Wherever a line in the material contains the word "OpenSans", copy that line.

---- EXCERPTED DATA

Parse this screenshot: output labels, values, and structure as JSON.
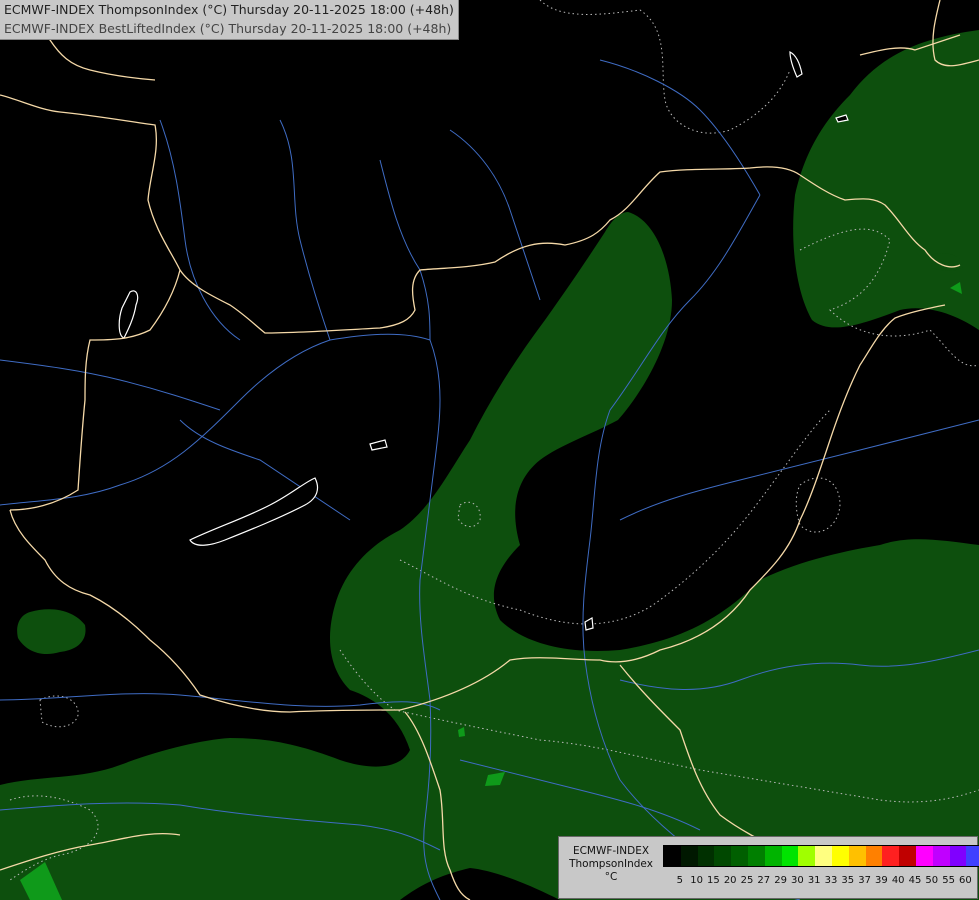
{
  "header": {
    "line1": "ECMWF-INDEX ThompsonIndex (°C) Thursday 20-11-2025 18:00 (+48h)",
    "line2": "ECMWF-INDEX BestLiftedIndex (°C) Thursday 20-11-2025 18:00 (+48h)"
  },
  "legend": {
    "model": "ECMWF-INDEX",
    "parameter": "ThompsonIndex",
    "unit": "°C",
    "ticks": [
      "5",
      "10",
      "15",
      "20",
      "25",
      "27",
      "29",
      "30",
      "31",
      "33",
      "35",
      "37",
      "39",
      "40",
      "45",
      "50",
      "55",
      "60"
    ],
    "colors": [
      "#000000",
      "#001800",
      "#003000",
      "#004800",
      "#005f00",
      "#007f00",
      "#00b400",
      "#00e400",
      "#a0ff00",
      "#ffff80",
      "#ffff00",
      "#ffc000",
      "#ff8000",
      "#ff2020",
      "#c00000",
      "#ff00ff",
      "#c000ff",
      "#8000ff",
      "#4040ff",
      "#0000ff"
    ]
  },
  "map_colors": {
    "background": "#000000",
    "fill_green": "#0d4f0d",
    "fill_green_bright": "#0f9a1a",
    "border": "#f5d9a8",
    "river": "#3f6cc4",
    "contour": "#bbbbbb",
    "lake": "#ffffff"
  }
}
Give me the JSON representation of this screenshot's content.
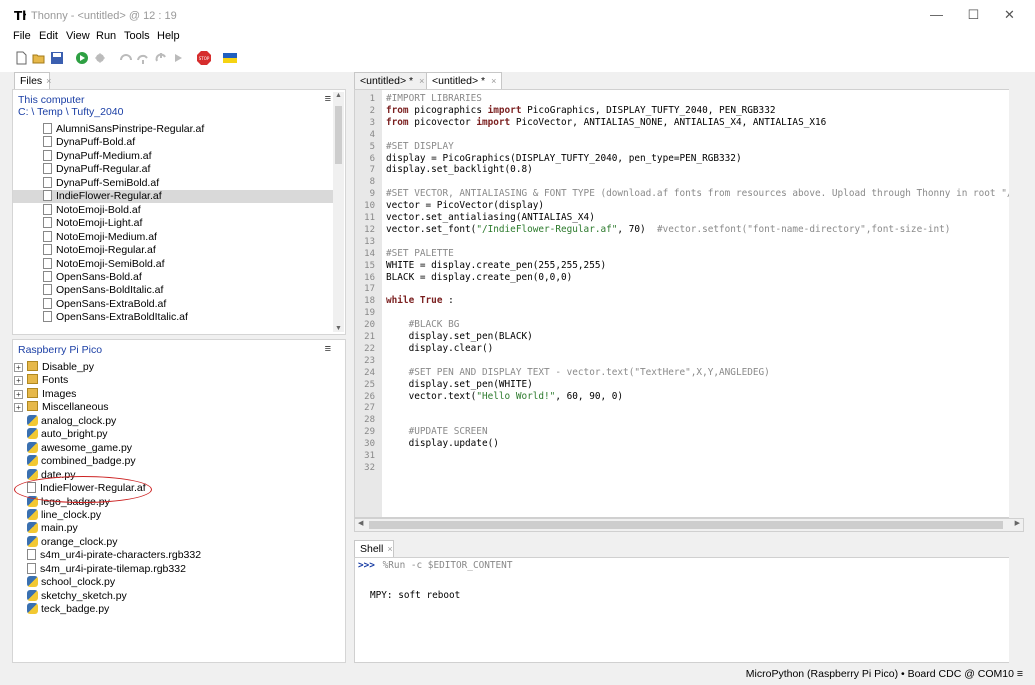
{
  "window": {
    "title": "Thonny  -  <untitled>  @  12 : 19",
    "minimize": "—",
    "maximize": "☐",
    "close": "✕"
  },
  "menu": [
    "File",
    "Edit",
    "View",
    "Run",
    "Tools",
    "Help"
  ],
  "toolbar": {
    "icons": [
      "new-file-icon",
      "open-folder-icon",
      "save-icon",
      "run-icon",
      "debug-icon",
      "step-over-icon",
      "step-into-icon",
      "step-out-icon",
      "resume-icon",
      "stop-icon",
      "ukraine-flag-icon"
    ],
    "stop_label": "STOP"
  },
  "files_panel": {
    "tab_label": "Files",
    "tab_close": "×",
    "location_title": "This computer",
    "breadcrumb": [
      "C:",
      "\\",
      "Temp",
      "\\",
      "Tufty_2040"
    ],
    "menu_glyph": "≡",
    "items": [
      "AlumniSansPinstripe-Regular.af",
      "DynaPuff-Bold.af",
      "DynaPuff-Medium.af",
      "DynaPuff-Regular.af",
      "DynaPuff-SemiBold.af",
      "IndieFlower-Regular.af",
      "NotoEmoji-Bold.af",
      "NotoEmoji-Light.af",
      "NotoEmoji-Medium.af",
      "NotoEmoji-Regular.af",
      "NotoEmoji-SemiBold.af",
      "OpenSans-Bold.af",
      "OpenSans-BoldItalic.af",
      "OpenSans-ExtraBold.af",
      "OpenSans-ExtraBoldItalic.af"
    ],
    "selected_item": "IndieFlower-Regular.af"
  },
  "pico_panel": {
    "title": "Raspberry Pi Pico",
    "menu_glyph": "≡",
    "folders": [
      "Disable_py",
      "Fonts",
      "Images",
      "Miscellaneous"
    ],
    "files": [
      {
        "name": "analog_clock.py",
        "type": "py"
      },
      {
        "name": "auto_bright.py",
        "type": "py"
      },
      {
        "name": "awesome_game.py",
        "type": "py"
      },
      {
        "name": "combined_badge.py",
        "type": "py"
      },
      {
        "name": "date.py",
        "type": "py"
      },
      {
        "name": "IndieFlower-Regular.af",
        "type": "file"
      },
      {
        "name": "lego_badge.py",
        "type": "py"
      },
      {
        "name": "line_clock.py",
        "type": "py"
      },
      {
        "name": "main.py",
        "type": "py"
      },
      {
        "name": "orange_clock.py",
        "type": "py"
      },
      {
        "name": "s4m_ur4i-pirate-characters.rgb332",
        "type": "file"
      },
      {
        "name": "s4m_ur4i-pirate-tilemap.rgb332",
        "type": "file"
      },
      {
        "name": "school_clock.py",
        "type": "py"
      },
      {
        "name": "sketchy_sketch.py",
        "type": "py"
      },
      {
        "name": "teck_badge.py",
        "type": "py"
      }
    ],
    "highlighted_item": "IndieFlower-Regular.af"
  },
  "editor": {
    "tabs": [
      "<untitled> *",
      "<untitled> *"
    ],
    "tab_close": "×",
    "line_count": 32,
    "lines": [
      [
        [
          "cm",
          "#IMPORT LIBRARIES"
        ]
      ],
      [
        [
          "kw",
          "from"
        ],
        [
          "",
          "picographics "
        ],
        [
          "kw",
          "import"
        ],
        [
          "",
          "PicoGraphics, DISPLAY_TUFTY_2040, PEN_RGB332"
        ]
      ],
      [
        [
          "kw",
          "from"
        ],
        [
          "",
          "picovector "
        ],
        [
          "kw",
          "import"
        ],
        [
          "",
          "PicoVector, ANTIALIAS_NONE, ANTIALIAS_X4, ANTIALIAS_X16"
        ]
      ],
      [],
      [
        [
          "cm",
          "#SET DISPLAY"
        ]
      ],
      [
        [
          "",
          "display = PicoGraphics(DISPLAY_TUFTY_2040, pen_type=PEN_RGB332)"
        ]
      ],
      [
        [
          "",
          "display.set_backlight(0.8)"
        ]
      ],
      [],
      [
        [
          "cm",
          "#SET VECTOR, ANTIALIASING & FONT TYPE (download.af fonts from resources above. Upload through Thonny in root \"/\""
        ]
      ],
      [
        [
          "",
          "vector = PicoVector(display)"
        ]
      ],
      [
        [
          "",
          "vector.set_antialiasing(ANTIALIAS_X4)"
        ]
      ],
      [
        [
          "",
          "vector.set_font("
        ],
        [
          "str",
          "\"/IndieFlower-Regular.af\""
        ],
        [
          "",
          ", 70)  "
        ],
        [
          "cm",
          "#vector.setfont(\"font-name-directory\",font-size-int)"
        ]
      ],
      [],
      [
        [
          "cm",
          "#SET PALETTE"
        ]
      ],
      [
        [
          "",
          "WHITE = display.create_pen(255,255,255)"
        ]
      ],
      [
        [
          "",
          "BLACK = display.create_pen(0,0,0)"
        ]
      ],
      [],
      [
        [
          "kw",
          "while"
        ],
        [
          "",
          ""
        ],
        [
          "kw",
          "True"
        ],
        [
          "",
          ":"
        ]
      ],
      [],
      [
        [
          "",
          "    "
        ],
        [
          "cm",
          "#BLACK BG"
        ]
      ],
      [
        [
          "",
          "    display.set_pen(BLACK)"
        ]
      ],
      [
        [
          "",
          "    display.clear()"
        ]
      ],
      [],
      [
        [
          "",
          "    "
        ],
        [
          "cm",
          "#SET PEN AND DISPLAY TEXT - vector.text(\"TextHere\",X,Y,ANGLEDEG)"
        ]
      ],
      [
        [
          "",
          "    display.set_pen(WHITE)"
        ]
      ],
      [
        [
          "",
          "    vector.text("
        ],
        [
          "str",
          "\"Hello World!\""
        ],
        [
          "",
          ", 60, 90, 0)"
        ]
      ],
      [],
      [],
      [
        [
          "",
          "    "
        ],
        [
          "cm",
          "#UPDATE SCREEN"
        ]
      ],
      [
        [
          "",
          "    display.update()"
        ]
      ],
      [],
      []
    ]
  },
  "shell": {
    "tab_label": "Shell",
    "tab_close": "×",
    "prompt": ">>>",
    "command": " %Run -c $EDITOR_CONTENT",
    "output": "MPY: soft reboot"
  },
  "statusbar": {
    "text": "MicroPython (Raspberry Pi Pico)  •  Board CDC @ COM10  ≡"
  },
  "colors": {
    "keyword": "#7a1f1f",
    "comment": "#8a8a8a",
    "string": "#2c7a2c",
    "link": "#1b3fa5",
    "annotation": "#cc2222"
  }
}
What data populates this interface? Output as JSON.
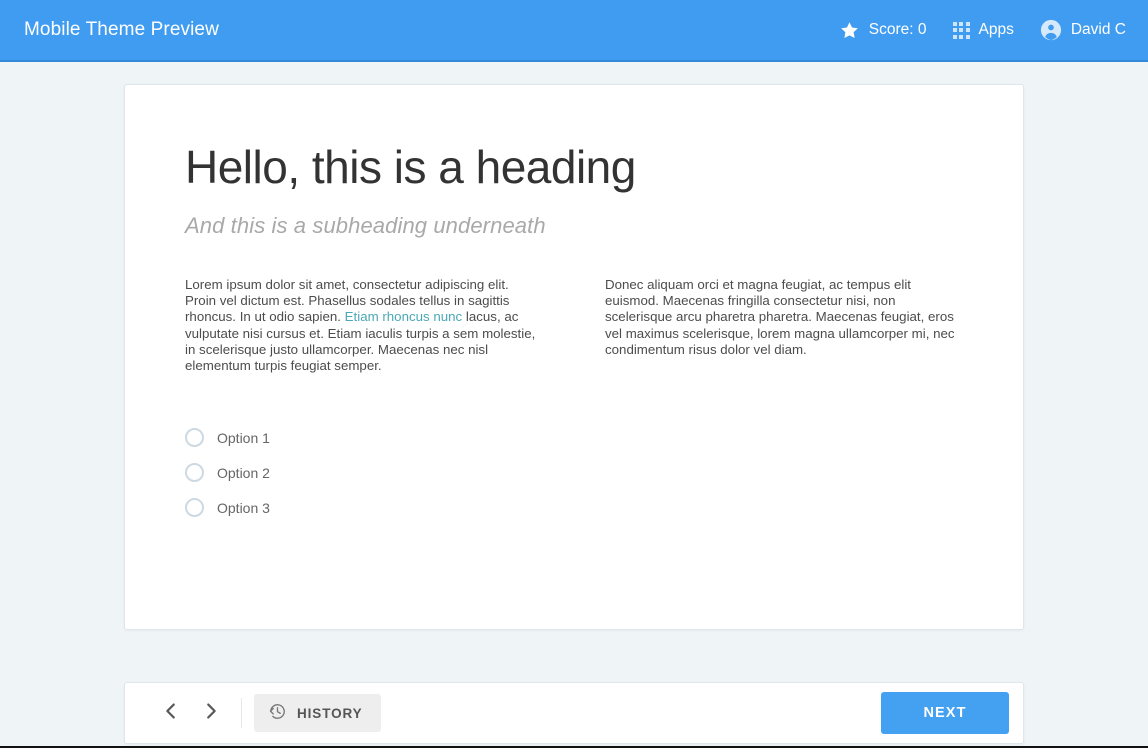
{
  "header": {
    "title": "Mobile Theme Preview",
    "brand_color": "#409cf0",
    "items": [
      {
        "icon": "star-icon",
        "label": "Score: 0"
      },
      {
        "icon": "apps-grid-icon",
        "label": "Apps"
      },
      {
        "icon": "account-circle-icon",
        "label": "David C"
      }
    ]
  },
  "content": {
    "heading": "Hello, this is a heading",
    "subheading": "And this is a subheading underneath",
    "paragraphs": {
      "left_before_link": "Lorem ipsum dolor sit amet, consectetur adipiscing elit. Proin vel dictum est. Phasellus sodales tellus in sagittis rhoncus. In ut odio sapien. ",
      "left_link": "Etiam rhoncus nunc",
      "left_after_link": " lacus, ac vulputate nisi cursus et. Etiam iaculis turpis a sem molestie, in scelerisque justo ullamcorper. Maecenas nec nisl elementum turpis feugiat semper.",
      "right": "Donec aliquam orci et magna feugiat, ac tempus elit euismod. Maecenas fringilla consectetur nisi, non scelerisque arcu pharetra pharetra. Maecenas feugiat, eros vel maximus scelerisque, lorem magna ullamcorper mi, nec condimentum risus dolor vel diam."
    },
    "link_color": "#4aa9b6",
    "options": [
      {
        "label": "Option 1",
        "selected": false
      },
      {
        "label": "Option 2",
        "selected": false
      },
      {
        "label": "Option 3",
        "selected": false
      }
    ]
  },
  "toolbar": {
    "prev_icon": "chevron-left-icon",
    "next_icon": "chevron-right-icon",
    "history_label": "HISTORY",
    "history_icon": "history-clock-icon",
    "next_label": "NEXT",
    "next_color": "#44a0f0"
  }
}
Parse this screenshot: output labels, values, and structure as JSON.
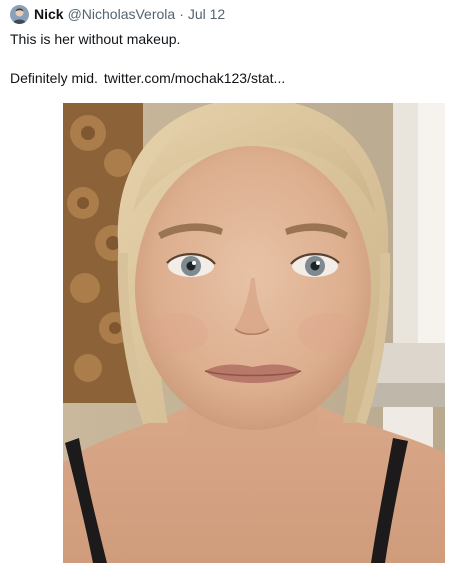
{
  "tweet": {
    "display_name": "Nick",
    "handle": "@NicholasVerola",
    "separator": "·",
    "date": "Jul 12",
    "text_line1": "This is her without makeup.",
    "text_line2": "Definitely mid.",
    "link_text": "twitter.com/mochak123/stat..."
  },
  "icons": {
    "avatar": "user-avatar"
  },
  "colors": {
    "text_primary": "#0f1419",
    "text_secondary": "#536471"
  }
}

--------

ANSWER BELOW:
      "OpenSans-Bold.af",
      "OpenSans-BoldItalic.af",
      "OpenSans-ExtraBold.af",
      "OpenSans-ExtraBoldItalic.af"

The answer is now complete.